National Treasury says that a report on Covid-19 related procurement is expected at the end of September.
Treasury aims to submit the Public Procurement Bill before the end of the year. The bill is intended to provide single regulatory framework for public procurement, and address fragmentation in the regulation of public procurement.
The bill is highly anticipated amid allegations of corruption in the procurement of goods and services for the country’s response to Covid-19.
“The government does not have an integrated procurement system,” said Estelle Setan, chief director: strategic procurement at the National Treasury, on Tuesday (01 September 2020).
“We have over 719 procuring entities, with very diverse procurement and payment systems.”
Setan said that a report on the procurement process between April and August (South Africa’s lockdown and Covid-19 related procurement) will be provided at the end of September, and then monthly thereafter.
Treasury will analyse transactional data since April, to assess trends around the payment of items, and suppliers. Setan said that the first report, containing this level of detail, will be shared at the end of the month.
She said that the Treasury will make it an integrated reporting system for all expenditure at that level going forward.
Calls for Public Procurement Bill
Corruption Watch and the Public Affairs Research Institute (PARI) called for a draft Public Procurement Bill as soon as possible to fight corruption amid recent allegations since the start Covid-19 pandemic.
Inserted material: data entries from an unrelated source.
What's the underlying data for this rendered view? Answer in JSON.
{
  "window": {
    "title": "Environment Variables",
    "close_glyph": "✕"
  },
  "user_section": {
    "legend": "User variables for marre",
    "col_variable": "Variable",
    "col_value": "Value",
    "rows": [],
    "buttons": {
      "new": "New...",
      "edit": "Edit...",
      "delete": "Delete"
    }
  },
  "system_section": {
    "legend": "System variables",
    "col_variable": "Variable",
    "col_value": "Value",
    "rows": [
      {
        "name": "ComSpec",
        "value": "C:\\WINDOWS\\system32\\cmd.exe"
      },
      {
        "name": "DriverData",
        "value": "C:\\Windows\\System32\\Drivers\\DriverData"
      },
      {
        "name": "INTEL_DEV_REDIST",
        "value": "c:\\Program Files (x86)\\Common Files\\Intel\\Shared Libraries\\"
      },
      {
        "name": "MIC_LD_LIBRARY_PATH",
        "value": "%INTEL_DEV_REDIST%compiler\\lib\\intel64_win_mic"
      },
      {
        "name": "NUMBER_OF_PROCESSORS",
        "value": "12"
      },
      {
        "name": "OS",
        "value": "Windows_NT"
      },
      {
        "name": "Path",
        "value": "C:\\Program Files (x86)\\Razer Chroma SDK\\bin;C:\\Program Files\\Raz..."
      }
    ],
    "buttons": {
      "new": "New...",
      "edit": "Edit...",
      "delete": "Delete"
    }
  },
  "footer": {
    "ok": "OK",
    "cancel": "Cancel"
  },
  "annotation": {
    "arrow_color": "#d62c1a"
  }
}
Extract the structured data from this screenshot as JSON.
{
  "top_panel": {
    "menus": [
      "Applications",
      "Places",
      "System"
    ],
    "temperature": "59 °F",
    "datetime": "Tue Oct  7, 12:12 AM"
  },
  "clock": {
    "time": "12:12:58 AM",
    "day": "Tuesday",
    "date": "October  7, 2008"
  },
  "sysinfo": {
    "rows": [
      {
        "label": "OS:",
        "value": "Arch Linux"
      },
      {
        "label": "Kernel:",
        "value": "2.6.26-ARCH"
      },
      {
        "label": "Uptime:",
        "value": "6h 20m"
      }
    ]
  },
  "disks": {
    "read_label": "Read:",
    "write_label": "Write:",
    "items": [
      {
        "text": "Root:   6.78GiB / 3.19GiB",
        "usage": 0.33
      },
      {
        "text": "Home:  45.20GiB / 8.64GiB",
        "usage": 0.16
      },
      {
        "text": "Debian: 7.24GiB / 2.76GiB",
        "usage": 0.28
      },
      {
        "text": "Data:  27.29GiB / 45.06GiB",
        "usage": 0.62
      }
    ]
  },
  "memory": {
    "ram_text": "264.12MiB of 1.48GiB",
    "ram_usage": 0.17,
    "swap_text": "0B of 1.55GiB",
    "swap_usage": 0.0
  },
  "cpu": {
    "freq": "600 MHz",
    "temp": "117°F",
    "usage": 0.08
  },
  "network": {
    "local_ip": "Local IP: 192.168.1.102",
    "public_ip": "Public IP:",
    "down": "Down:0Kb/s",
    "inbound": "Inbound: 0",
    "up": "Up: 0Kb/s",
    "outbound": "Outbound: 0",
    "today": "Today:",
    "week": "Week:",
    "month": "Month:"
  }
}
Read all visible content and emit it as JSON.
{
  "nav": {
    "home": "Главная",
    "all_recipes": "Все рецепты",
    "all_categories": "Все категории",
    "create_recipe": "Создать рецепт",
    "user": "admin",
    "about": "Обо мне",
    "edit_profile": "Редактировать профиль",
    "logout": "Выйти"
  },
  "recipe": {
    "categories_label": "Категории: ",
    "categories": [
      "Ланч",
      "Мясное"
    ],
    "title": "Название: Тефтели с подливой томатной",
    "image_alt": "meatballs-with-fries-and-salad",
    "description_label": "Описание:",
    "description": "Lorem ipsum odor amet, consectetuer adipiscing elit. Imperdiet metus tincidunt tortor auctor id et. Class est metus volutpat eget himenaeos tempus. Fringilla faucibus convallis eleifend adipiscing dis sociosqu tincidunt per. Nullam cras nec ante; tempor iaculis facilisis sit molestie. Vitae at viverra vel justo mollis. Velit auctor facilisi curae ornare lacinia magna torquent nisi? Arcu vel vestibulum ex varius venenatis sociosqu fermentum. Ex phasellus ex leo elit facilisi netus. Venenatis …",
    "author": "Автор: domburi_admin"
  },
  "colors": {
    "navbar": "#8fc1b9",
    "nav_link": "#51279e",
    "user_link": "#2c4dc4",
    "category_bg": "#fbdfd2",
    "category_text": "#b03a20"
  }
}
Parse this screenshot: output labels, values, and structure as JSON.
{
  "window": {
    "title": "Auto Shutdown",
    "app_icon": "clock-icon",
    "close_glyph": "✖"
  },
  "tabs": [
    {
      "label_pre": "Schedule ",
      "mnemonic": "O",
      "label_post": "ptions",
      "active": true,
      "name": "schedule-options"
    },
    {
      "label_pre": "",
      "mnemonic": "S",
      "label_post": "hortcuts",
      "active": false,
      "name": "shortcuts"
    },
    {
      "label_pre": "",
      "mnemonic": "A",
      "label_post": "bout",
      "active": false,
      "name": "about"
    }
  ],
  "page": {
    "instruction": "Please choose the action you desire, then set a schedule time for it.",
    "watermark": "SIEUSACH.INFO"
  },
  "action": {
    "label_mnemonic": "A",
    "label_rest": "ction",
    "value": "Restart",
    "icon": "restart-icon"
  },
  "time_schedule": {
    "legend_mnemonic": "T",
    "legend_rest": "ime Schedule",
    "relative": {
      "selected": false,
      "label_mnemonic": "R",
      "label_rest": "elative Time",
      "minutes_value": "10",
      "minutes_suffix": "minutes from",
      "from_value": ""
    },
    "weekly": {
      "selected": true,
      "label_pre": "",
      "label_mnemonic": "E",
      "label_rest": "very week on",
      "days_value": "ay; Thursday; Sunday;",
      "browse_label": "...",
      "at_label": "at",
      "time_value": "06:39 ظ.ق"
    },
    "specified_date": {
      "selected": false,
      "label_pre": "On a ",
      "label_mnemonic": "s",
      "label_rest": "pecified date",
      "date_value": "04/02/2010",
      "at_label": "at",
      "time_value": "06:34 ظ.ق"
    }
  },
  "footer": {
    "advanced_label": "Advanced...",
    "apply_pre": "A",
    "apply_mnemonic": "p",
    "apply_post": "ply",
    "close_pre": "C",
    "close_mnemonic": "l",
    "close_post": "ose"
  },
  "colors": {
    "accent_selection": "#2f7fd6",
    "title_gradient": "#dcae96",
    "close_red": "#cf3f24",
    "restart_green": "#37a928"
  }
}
“While procurement law cannot be a silver bullet, vigorous, swift and decisive debate over the shape and content of the Public Procurement Bill can be more than an important first step towards addressing current and persistent issues in this crucial area of government activity.
“As we have frequently seen over the past few months, our existing procurement system needs a radical overhaul,” Corruption Watch executive director David Lewis and PARI executive director Dr Mbongiseni Buthelezi wrote in a joint open letter to president Cyril Ramaphosa and finance minister Tito Mboweni, published on Tuesday (1 September).
“Rather than the current corruption bringing back bad memories of state capture, our experience of state capture has taught us to expect that some public officials are unprincipled enough to exploit their access to public funds for personal gain,” they wrote.
Ramaphosa said on Monday that cadres caught in acts of corruption must explain themselves to the ANC’s integrity commission. Those who give unacceptable explanations may be suspended. And those who are convicted must resign from leadership positions, and face disciplinary actions.
“They have to be serious allegations that are of such a nature that somebody must answer for themselves in a satisfactory matter. Once they have done so the integrity commission must give consideration to what they say and make a decision,” the president said.
Lewis and Buthelezi noted that the current procurement system has “significant weaknesses,” but they believe that the draft bill would overhaul such weaknesses. For it to work, however, requires a “strong political will and direction from yourselves” from Ramaphosa and Mboweni and a willingness to work with all stakeholders.
“We do not sense from government the necessary degree of commitment, urgency, and focus of the public mind which is immediately required on this pivotal issue,” they wrote.
“We now have an opportunity to introduce a new system which can embed the best democratic practices when it comes to the expenditure of public finance. We simply cannot afford to squander this opportunity.”